Book: The Misbehavior of Markets

Discussion in 'Educational Resources' started by jerryz, Oct 28, 2005.

  1. jerryz


  2. good for theorizing, zero use for trading unless you use fractals in your trading.
  3. Very good book. Easy to read, scientifically thorough, interesting.
    Gives some insight, but in a practical sense applies to market makers in options and to hedgers only.
  4. timbo


    It's a good book and probably should be on everyone's bookshelf. However, Benoit only states the obvious and brings nothing new to the table - albeit, no new solutions.
  5. Q

    A Look At Market-Moving Numbers - Literally

    By Benoit B. Mandelbrot and Richard L. Hudson

    Wall Street, as ever, confounds. But the mysterious behavior of financial markets attracts academics eager to uncover investing secrets. For the past 40 years, Yale University mathematician Benoit B. Mandelbrot, founder of a branch of mathematics called fractal geometry, has applied his academic theories to financial markets. His findings are explored in a book he has written with Richard L. Hudson, former managing editor of The Wall Street Journal Europe, titled "The (Mis)Behavior of Markets: A Fractal View of Risk, Ruin and Reward." In the following excerpt, Richard Olsen, a Swiss fund manager and specialist in mathematical finance, illustrates Mr. Mandelbrot's view of the financial markets: They aren't mysterious, but rather physical systems that ought to be examined scientifically and engineered rationally.
  6. nitro

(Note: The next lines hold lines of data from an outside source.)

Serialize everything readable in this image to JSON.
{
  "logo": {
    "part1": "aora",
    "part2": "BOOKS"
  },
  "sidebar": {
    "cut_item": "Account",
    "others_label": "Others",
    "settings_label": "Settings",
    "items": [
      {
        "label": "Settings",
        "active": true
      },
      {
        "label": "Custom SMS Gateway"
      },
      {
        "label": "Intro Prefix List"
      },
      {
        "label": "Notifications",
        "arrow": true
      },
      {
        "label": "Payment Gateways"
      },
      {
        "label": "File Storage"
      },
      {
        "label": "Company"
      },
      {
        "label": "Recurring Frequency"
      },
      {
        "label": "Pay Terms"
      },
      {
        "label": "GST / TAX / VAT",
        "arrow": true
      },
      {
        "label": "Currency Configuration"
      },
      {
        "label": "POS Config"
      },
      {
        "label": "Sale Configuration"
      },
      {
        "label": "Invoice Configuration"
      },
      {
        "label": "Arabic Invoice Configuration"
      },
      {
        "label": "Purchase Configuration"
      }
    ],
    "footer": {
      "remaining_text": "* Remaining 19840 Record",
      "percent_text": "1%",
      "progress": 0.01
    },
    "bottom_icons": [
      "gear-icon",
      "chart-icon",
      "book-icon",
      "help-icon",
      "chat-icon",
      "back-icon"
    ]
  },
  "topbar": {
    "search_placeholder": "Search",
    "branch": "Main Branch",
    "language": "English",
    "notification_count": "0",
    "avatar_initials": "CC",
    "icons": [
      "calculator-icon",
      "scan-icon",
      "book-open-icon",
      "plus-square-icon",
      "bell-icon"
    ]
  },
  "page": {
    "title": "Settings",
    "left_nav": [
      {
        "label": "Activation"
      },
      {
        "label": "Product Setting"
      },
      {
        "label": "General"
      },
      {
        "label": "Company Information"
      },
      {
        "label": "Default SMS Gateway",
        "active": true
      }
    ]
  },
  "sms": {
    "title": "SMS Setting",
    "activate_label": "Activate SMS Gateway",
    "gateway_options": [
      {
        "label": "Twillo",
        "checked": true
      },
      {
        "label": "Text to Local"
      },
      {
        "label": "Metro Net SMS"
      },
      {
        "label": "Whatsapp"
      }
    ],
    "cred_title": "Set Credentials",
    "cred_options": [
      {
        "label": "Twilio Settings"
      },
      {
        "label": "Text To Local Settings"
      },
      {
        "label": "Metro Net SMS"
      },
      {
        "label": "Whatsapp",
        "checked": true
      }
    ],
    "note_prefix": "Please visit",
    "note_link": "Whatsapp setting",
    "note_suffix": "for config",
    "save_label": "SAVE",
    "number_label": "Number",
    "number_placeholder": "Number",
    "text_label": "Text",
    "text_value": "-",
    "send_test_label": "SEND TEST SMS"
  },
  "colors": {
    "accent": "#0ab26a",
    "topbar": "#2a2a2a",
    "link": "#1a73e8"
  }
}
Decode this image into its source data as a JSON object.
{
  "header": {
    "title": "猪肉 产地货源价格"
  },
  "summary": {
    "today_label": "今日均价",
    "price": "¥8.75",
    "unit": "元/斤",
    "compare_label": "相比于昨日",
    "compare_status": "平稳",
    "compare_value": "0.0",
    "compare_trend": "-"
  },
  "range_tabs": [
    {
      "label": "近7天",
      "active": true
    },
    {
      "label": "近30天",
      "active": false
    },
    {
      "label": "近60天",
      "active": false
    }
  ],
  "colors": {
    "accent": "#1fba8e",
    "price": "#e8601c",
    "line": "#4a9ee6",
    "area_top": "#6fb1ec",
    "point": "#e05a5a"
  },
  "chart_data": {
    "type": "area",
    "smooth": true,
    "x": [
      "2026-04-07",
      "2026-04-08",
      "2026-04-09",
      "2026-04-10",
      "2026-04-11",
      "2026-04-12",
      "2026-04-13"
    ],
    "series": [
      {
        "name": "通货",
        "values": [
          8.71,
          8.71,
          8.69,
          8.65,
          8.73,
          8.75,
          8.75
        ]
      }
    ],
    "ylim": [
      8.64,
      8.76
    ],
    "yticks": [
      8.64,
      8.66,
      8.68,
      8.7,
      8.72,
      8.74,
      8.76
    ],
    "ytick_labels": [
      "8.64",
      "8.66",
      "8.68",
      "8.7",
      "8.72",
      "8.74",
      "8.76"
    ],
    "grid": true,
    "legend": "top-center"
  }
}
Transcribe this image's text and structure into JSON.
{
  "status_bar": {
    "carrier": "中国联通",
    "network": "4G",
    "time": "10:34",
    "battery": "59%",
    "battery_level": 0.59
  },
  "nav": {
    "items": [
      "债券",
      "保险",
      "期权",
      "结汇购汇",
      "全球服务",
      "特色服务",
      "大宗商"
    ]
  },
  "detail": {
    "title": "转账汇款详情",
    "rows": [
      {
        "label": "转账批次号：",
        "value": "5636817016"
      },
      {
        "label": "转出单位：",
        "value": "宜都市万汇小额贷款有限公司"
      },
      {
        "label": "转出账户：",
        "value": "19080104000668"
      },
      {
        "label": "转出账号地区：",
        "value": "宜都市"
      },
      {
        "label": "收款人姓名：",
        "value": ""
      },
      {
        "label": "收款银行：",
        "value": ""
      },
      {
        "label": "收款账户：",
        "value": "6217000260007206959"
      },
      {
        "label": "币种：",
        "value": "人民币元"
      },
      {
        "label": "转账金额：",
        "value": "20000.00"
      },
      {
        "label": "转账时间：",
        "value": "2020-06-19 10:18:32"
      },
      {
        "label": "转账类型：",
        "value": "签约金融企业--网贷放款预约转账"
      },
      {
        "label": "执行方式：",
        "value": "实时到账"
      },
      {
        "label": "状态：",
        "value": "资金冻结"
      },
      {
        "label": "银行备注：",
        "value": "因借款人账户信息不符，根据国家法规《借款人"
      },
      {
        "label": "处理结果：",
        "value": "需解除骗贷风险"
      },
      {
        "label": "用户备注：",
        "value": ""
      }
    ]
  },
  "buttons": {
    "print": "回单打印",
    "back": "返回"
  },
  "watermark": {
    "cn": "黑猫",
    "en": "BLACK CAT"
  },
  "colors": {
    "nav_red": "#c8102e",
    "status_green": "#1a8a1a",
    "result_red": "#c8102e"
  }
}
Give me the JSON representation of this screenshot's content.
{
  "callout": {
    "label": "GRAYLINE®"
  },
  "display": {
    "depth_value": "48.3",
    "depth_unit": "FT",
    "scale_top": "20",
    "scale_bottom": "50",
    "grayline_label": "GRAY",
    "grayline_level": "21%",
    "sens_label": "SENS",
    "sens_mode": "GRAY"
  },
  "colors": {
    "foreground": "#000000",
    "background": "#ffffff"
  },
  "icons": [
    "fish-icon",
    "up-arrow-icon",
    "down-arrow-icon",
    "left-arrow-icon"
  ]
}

    I enjoyed reading that article - thanks for posting it.

  7. Odd. WHY did you post that link? Are you a closet sadist? I just ate breakfast. Page one made me queasy. By page two I was burping up gas. At page three I finally purged. Aggregating eight indicators, most of which are redundant with one another? Treating trading mathematically when it is psychological? Ignoring the possibility of manipulation? The less people actually TRADE, the more they seem to fall for deterministic or optimal estimation fallacies. The markets function in such a way as in the aggregate to make market order participants WRONG. Their constant striving to find a mechanistic way to be right is what keeps them coming back for more abuse. In the aggregate, mind. Just read the posts here, hahahaha! Mike.
    #10     Oct 30, 2005